Lavender (Lavandula) is beautiful not just in colour, but also in scent – giving off a fresh aroma that will fill your garden many times throughout the year. It’s eye-catching appearance and the fact that it is easy to look after, makes lavender a popular plant in many gardens.
Purchasing lavender, however, can be a bit of a minefield – with over 450 different types available to you with different colours, scents and growing capabilities. This article has combined all of the most important information that you could need when considering purchasing lavender for your garden.
Types of Lavender
There are five main types of lavender, but these then have many subtypes!
- English Lavender (Lavandula angustifolia) – growing towards the middle/end of summer and in many bright colours. This type of lavender has a very strong, sweet fragrance.
- French Lavender (Lavandula dentata) – Suited to hotter climates, this plant tends to be found in purple/pink colours, with petals that look like rabbit ears. This type of lavender has no smell, unlike many of the other varieties, but is evergreen and will flower from the beginning of summer to the end of autumn (some even flower on and off all year!)!
- Portuguese Lavender (Lavandula latifolia) – Portuguese lavender has two long lilac petals that grow up out of the top of each flower. It also has an even stronger smell than English lavender. This type is evergreen, so will look beautiful in your garden all through the year.

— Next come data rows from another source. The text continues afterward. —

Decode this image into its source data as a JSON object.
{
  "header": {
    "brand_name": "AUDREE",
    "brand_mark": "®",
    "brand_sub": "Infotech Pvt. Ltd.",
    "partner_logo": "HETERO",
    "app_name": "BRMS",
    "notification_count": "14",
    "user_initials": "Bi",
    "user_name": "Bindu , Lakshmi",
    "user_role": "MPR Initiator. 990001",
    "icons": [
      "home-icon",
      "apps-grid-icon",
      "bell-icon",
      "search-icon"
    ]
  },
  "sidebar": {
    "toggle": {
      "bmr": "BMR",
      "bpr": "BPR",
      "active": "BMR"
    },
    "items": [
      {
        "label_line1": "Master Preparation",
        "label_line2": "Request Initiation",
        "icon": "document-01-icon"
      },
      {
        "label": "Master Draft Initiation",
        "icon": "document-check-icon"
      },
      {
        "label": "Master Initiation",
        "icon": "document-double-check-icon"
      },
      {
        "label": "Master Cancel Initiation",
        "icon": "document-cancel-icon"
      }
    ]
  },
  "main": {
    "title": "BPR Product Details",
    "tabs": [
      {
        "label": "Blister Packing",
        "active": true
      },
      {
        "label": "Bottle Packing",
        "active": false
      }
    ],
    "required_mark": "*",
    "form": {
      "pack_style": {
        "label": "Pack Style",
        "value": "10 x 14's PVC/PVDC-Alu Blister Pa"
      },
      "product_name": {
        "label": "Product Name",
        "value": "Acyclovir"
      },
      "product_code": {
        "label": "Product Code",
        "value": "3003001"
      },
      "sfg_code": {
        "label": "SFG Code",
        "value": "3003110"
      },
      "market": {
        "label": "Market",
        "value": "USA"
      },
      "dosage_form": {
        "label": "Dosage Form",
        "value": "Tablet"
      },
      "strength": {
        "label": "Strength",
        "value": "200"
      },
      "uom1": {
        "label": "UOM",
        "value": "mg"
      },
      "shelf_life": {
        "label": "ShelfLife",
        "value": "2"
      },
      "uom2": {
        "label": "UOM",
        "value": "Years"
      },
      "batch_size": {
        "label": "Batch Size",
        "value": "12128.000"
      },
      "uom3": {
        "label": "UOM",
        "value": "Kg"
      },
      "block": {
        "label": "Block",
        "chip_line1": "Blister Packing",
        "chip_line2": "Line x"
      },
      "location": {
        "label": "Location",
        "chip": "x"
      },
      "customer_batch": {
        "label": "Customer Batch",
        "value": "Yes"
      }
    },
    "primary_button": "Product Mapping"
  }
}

- Egyptian Lavender – Growing tall, lilac flowers on a stalk in Spring and Summer, this type of lavender has a very distinctive smell that makes it stand out from other types of lavender.
- Lavandin (Laandula x intermedia) – a hybrid of English lavender and Portuguese lavender, these plants are less hardy than English lavender, but can cope in a significantly warmer temperature.
Help! Which Lavender Should I Choose?
We understand how difficult it can be to choose between the different types of lavender, as they all have their pros and cons. Therefore we have provided a list of things for you to consider to help you commit to a lavender type that is right for you and your garden.
- Height – The height of lavender plants ranges from around 12 inches to over 3ft high, so consider the place in your garden that you are wanting to plant and if you are planting in a pot or in the ground, as a taller plant will need more space to bed into the ground.
- Flower – Each different type of lavender has different flowers that vary in not just colour but also shape and size. Some of the lavender flowers can be quite unusual looking, with spikes that stick up from the top of the flower (but this does mean that they are eye-catching!).
- When will it bloom? – This is important when planning your garden – some will want a garden with all the plants blooming around the same time, for that beautiful, dramatic effect, whereas others would want different parts of their garden to shine at different times so that there is always something to look at! Lavender usually blooms during early Summer but we would recommend checking, as others can be in bloom all year round, whereas some don’t bloom until Autumn.
- Hardiness – Most lavenders are relatively hardy and can cope with almost anything the British weather has to throw at them. However, it is important to check as some types will only be suited to warm weather so will need protecting in winter.
Best Conditions for Growing Lavender
- As hard as this might be to believe – lavender actually doesn’t grow as well in fertile soils! It much prefers sandy or chalky soils.
- Lavender is suited to a setting in full sun and can cope in drier conditions than many other plants, making it ideal to brighten up those corners of the garden that are too dry for other plants. They can, however, struggle to grow in very wet soil (which can be a common occurrence in the UK!), so if your garden is prone to this, we would recommend adding grit to the bottom of your hole before planting.
- The best time to plant your lavender is in Spring (hardier types will also cope being planted in Autumn).
- Less hardy types of lavender should be planted in pots that can be moved somewhere indoors during winter.
Uses for Lavender
Lavender has been used for thousands of years, seen as a holy herb by the Greeks, used in the mummification process by the Egyptians and by the Romans in their baths, beds, clothes and hair! The word “lavender” even comes from the Latin word for “wash”!
Fast forward a few thousand years and lavender is still being used in homes to this day for many purposes. The oil that can be produced from lavender flowers has many benefits, such as being anti-inflammatory, an antiseptic, and can ease the discomfort of cuts, sunburn and bites. As if this isn’t enough, lavender is also well known for its relaxing agents, being used regularly in types of aromatherapy, plus to aid sleep and relaxation.
As well as this, many types of lavender can be used in cooking (usually when the flowers are dried) to add flavour to meat, desserts and baking, for example.
Frequently Asked Questions
Yes! To get the best results from your lavender then it will need annual pruning. Failure to do this could result in considerably fewer flowers growing on your plant. Prune once a year, usually during August, removing any brown legs to just above the green shoot to give your plant a new lease of life!
Many beautiful estates have fantastic lavender borders or lavender walls. This delightful sight is actually much easier than it looks to create. Simply prepare the ground that you are going to be working with to check that it is going to be right for your plant (see above) and then plant your lavender around 30cm apart to leave space for them to grow. Make sure to prune your plants once a year to encourage them to grow in the right direction and in no time you will have your beautiful lavender border!